[Dataset rows describing interfaces]
▬▬▬▬▬▬

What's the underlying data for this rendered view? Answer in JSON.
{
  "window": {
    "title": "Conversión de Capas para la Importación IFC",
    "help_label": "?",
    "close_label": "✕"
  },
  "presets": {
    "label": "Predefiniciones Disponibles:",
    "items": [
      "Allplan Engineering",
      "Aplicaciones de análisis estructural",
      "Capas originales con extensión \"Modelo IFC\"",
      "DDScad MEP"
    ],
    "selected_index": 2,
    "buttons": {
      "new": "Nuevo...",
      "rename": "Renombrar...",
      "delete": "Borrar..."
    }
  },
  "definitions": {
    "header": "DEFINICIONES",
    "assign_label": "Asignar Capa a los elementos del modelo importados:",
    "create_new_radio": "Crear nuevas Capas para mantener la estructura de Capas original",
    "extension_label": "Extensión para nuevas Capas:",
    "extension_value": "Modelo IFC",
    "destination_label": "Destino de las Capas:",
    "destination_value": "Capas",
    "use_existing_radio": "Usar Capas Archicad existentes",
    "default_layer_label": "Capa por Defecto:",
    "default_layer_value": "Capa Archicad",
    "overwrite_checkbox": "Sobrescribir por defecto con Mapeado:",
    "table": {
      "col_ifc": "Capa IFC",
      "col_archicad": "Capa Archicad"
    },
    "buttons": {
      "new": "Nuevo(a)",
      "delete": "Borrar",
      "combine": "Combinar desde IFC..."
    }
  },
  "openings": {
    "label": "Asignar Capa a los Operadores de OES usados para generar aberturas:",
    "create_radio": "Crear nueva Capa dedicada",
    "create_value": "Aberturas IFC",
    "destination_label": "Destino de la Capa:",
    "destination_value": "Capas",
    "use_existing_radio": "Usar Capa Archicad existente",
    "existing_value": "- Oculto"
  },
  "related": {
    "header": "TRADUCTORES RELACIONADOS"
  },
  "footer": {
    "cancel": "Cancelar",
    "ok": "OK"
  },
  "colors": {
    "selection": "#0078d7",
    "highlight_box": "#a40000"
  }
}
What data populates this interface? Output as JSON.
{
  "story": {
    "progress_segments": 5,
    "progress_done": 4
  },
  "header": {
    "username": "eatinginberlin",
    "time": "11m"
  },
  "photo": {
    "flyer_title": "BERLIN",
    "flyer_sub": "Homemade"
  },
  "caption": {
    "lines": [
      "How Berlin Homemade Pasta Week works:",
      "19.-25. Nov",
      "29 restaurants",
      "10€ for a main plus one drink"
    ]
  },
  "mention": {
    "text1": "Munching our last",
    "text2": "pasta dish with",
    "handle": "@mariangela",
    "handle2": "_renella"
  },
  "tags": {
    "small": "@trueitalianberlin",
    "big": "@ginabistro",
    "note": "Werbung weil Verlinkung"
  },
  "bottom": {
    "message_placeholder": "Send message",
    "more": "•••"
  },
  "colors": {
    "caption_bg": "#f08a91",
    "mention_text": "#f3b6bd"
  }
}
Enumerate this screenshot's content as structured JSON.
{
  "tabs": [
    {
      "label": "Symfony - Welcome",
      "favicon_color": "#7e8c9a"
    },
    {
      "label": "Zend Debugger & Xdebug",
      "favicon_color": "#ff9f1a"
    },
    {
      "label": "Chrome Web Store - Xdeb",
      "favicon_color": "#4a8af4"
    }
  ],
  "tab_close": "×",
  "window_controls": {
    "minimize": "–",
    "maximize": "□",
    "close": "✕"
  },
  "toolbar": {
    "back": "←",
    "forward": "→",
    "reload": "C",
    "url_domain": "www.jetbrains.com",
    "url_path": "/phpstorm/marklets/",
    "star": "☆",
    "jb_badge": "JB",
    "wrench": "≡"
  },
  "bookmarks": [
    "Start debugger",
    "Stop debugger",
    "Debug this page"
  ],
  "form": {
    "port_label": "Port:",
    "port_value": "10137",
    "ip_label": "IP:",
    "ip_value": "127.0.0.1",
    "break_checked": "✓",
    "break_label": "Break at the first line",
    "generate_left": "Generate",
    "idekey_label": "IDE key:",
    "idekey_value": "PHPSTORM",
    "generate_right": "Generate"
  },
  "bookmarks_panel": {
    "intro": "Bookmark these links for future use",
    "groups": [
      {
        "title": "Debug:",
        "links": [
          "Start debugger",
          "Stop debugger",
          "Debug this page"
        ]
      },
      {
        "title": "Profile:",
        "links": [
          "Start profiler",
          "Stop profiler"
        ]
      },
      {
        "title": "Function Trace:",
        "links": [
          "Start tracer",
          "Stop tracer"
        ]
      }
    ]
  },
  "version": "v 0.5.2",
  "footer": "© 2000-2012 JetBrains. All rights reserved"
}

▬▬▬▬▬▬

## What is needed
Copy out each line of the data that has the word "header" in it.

## Solved problem
    "header": "DEFINICIONES",
    "header": "TRADUCTORES RELACIONADOS"
  "header": {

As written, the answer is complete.